- Opening Delimiter -

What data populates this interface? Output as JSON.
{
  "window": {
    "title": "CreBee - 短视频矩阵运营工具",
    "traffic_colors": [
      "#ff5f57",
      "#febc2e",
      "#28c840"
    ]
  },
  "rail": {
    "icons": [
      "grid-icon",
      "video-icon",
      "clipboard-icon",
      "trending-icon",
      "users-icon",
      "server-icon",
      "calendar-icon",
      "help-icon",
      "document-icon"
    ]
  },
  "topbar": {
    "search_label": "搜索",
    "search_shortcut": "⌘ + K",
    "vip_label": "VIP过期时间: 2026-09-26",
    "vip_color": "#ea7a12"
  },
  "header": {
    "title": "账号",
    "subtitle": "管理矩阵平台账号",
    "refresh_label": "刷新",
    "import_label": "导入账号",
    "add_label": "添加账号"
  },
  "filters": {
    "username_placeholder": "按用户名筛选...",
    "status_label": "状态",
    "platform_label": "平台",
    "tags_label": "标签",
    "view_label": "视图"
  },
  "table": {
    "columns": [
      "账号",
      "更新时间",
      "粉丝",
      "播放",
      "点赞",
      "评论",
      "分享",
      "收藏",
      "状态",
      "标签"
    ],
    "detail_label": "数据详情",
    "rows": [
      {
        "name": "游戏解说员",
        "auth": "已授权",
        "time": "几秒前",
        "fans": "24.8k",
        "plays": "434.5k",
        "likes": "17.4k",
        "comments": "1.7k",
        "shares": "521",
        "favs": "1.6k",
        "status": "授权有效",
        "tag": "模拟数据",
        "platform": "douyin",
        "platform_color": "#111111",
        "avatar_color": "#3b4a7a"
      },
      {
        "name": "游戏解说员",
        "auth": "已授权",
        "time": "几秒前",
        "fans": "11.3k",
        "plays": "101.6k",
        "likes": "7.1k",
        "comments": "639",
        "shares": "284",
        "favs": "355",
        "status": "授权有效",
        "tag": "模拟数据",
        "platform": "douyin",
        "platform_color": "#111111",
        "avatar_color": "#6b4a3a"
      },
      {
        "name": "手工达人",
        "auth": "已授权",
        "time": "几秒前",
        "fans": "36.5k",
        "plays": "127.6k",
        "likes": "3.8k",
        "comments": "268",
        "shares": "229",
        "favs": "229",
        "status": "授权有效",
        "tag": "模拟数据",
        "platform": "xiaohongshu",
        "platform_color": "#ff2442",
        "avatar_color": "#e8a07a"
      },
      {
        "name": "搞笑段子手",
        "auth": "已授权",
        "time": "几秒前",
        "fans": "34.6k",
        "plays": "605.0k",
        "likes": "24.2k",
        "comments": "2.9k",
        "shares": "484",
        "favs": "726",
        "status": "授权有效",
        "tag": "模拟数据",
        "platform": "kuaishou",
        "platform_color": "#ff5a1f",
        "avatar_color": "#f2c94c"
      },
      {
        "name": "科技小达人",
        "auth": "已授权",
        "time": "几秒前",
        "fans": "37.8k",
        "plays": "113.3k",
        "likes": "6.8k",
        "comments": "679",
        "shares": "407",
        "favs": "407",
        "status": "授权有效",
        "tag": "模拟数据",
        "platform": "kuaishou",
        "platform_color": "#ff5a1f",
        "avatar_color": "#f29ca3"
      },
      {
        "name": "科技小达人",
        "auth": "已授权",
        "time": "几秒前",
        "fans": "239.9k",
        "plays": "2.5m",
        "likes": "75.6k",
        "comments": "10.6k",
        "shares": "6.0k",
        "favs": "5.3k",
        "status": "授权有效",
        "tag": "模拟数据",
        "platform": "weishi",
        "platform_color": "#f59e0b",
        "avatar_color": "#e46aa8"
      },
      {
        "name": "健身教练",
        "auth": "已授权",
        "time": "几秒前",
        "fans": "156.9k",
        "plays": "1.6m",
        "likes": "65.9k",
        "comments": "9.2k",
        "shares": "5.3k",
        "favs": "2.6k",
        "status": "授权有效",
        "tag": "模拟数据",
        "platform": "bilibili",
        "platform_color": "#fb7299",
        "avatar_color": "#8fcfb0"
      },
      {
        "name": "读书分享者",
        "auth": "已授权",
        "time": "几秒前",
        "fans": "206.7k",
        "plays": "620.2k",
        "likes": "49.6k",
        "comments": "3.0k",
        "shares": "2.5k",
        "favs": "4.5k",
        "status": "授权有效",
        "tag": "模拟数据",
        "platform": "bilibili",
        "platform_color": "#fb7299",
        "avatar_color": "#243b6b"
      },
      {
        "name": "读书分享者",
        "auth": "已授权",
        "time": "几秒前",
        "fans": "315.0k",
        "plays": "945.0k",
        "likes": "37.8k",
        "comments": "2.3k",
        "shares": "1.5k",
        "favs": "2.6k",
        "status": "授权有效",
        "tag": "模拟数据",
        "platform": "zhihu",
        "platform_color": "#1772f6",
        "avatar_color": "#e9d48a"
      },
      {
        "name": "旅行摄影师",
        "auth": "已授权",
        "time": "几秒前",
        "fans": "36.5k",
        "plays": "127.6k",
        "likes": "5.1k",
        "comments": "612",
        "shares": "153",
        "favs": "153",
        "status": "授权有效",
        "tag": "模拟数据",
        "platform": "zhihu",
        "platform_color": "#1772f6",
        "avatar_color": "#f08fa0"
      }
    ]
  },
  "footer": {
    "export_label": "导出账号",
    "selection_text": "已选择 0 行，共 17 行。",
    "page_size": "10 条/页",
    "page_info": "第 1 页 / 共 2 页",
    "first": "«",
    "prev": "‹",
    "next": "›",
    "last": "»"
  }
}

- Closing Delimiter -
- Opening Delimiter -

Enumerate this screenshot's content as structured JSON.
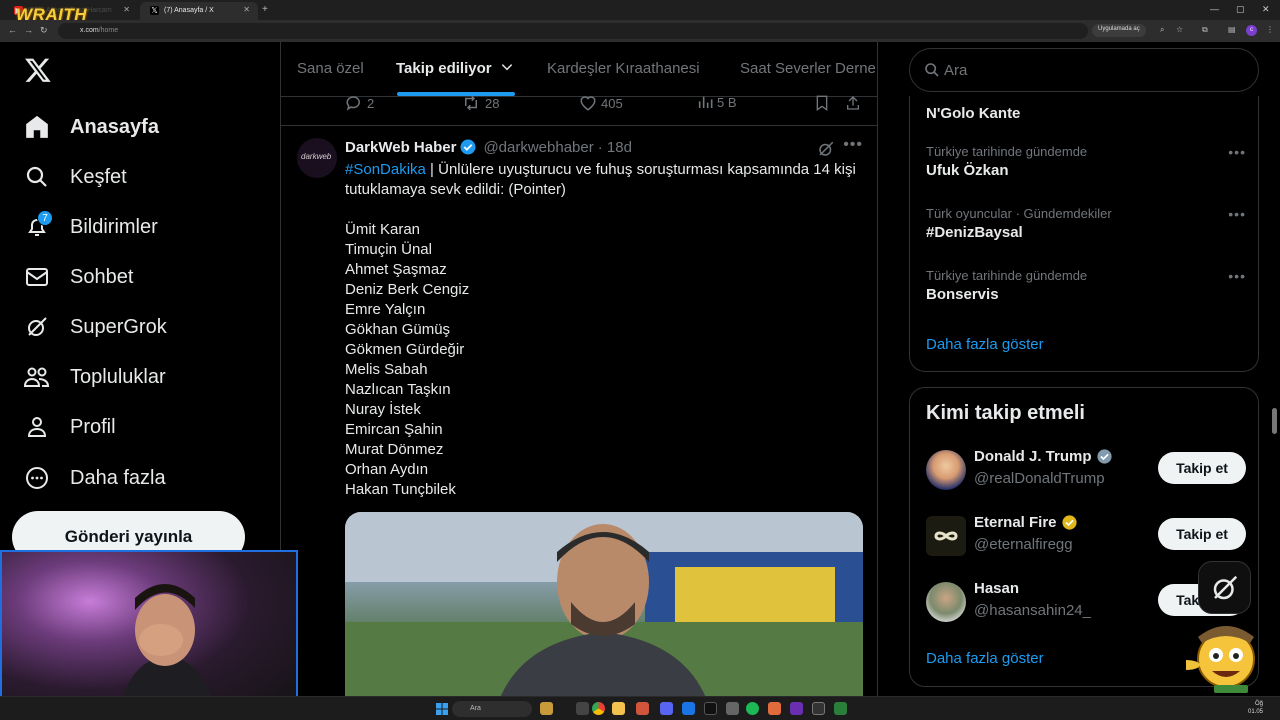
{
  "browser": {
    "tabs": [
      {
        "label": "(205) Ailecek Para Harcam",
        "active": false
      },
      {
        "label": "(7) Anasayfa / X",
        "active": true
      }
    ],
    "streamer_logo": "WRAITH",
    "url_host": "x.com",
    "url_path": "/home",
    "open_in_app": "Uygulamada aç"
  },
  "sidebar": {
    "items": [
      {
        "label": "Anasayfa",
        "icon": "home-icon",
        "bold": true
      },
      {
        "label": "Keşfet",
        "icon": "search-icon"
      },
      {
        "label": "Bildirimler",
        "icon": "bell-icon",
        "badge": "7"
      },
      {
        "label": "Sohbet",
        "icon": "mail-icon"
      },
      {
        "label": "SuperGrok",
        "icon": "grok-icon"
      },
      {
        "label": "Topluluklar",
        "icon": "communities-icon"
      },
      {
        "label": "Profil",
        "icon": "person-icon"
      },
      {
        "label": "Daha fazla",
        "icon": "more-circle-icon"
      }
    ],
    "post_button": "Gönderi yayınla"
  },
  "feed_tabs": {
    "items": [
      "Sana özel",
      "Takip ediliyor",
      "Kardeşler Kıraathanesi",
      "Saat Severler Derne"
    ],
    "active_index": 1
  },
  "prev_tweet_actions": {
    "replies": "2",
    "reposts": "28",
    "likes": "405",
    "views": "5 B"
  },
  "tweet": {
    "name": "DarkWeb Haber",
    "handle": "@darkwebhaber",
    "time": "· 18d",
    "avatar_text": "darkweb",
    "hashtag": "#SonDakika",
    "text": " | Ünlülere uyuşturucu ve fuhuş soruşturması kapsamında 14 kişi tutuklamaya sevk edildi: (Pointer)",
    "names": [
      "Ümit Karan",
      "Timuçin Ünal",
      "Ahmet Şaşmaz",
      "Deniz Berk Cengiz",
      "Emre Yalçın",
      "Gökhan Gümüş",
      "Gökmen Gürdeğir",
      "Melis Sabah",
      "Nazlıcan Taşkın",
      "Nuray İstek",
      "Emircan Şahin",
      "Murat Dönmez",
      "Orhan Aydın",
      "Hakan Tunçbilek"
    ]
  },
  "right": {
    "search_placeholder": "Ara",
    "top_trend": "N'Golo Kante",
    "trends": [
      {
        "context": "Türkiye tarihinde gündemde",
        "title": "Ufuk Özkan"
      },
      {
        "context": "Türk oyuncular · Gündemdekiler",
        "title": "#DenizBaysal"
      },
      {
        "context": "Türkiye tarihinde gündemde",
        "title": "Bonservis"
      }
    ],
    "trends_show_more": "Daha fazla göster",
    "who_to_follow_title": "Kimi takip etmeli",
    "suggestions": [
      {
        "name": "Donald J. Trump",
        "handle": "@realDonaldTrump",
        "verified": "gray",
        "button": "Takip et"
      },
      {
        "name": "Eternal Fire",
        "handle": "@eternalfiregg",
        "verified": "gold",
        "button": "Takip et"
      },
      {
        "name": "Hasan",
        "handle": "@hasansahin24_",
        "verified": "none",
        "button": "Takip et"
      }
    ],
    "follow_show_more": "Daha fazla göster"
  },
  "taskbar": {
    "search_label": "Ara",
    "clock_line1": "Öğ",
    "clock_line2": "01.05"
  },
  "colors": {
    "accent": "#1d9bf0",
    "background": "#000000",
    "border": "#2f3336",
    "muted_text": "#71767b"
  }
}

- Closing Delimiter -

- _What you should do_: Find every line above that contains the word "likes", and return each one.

- _Solution for this task_:
        "likes": "17.4k",
        "likes": "7.1k",
        "likes": "3.8k",
        "likes": "24.2k",
        "likes": "6.8k",
        "likes": "75.6k",
        "likes": "65.9k",
        "likes": "49.6k",
        "likes": "37.8k",
        "likes": "5.1k",
    "likes": "405",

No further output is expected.